Filter the listing below, copying every line in which the word "bell" appears.

====================

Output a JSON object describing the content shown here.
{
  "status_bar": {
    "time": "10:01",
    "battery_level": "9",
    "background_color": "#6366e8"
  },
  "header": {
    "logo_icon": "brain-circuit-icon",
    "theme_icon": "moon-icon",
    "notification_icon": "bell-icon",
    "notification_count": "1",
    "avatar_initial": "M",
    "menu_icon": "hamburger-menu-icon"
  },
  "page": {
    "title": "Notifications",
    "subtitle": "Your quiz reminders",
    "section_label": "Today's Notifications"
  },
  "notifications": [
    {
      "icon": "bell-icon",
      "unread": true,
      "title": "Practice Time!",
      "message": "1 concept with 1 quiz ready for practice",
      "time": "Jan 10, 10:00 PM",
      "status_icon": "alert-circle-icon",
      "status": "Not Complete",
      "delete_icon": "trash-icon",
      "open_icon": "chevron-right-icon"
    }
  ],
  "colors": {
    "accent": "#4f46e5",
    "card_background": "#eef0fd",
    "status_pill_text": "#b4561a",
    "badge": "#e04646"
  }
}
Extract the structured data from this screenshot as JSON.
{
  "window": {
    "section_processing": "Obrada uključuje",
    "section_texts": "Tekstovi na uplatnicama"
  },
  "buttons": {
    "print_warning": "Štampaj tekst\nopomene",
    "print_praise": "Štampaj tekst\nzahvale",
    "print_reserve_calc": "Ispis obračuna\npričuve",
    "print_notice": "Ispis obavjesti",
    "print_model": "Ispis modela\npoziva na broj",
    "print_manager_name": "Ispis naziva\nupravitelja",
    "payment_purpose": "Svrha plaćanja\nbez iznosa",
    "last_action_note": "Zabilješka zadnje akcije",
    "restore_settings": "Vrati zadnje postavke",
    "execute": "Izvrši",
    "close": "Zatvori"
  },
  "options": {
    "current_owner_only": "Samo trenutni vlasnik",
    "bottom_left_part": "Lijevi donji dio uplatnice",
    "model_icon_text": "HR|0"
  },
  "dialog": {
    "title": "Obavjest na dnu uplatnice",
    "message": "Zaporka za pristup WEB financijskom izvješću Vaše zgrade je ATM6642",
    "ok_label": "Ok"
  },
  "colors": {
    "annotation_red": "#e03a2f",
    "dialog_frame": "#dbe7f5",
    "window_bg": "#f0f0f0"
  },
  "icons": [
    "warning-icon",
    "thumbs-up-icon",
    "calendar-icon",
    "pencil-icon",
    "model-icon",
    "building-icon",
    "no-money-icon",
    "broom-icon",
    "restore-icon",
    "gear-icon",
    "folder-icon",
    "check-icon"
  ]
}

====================

SOLUTION TO THIS PROBLEM —
    "notification_icon": "bell-icon",
      "icon": "bell-icon",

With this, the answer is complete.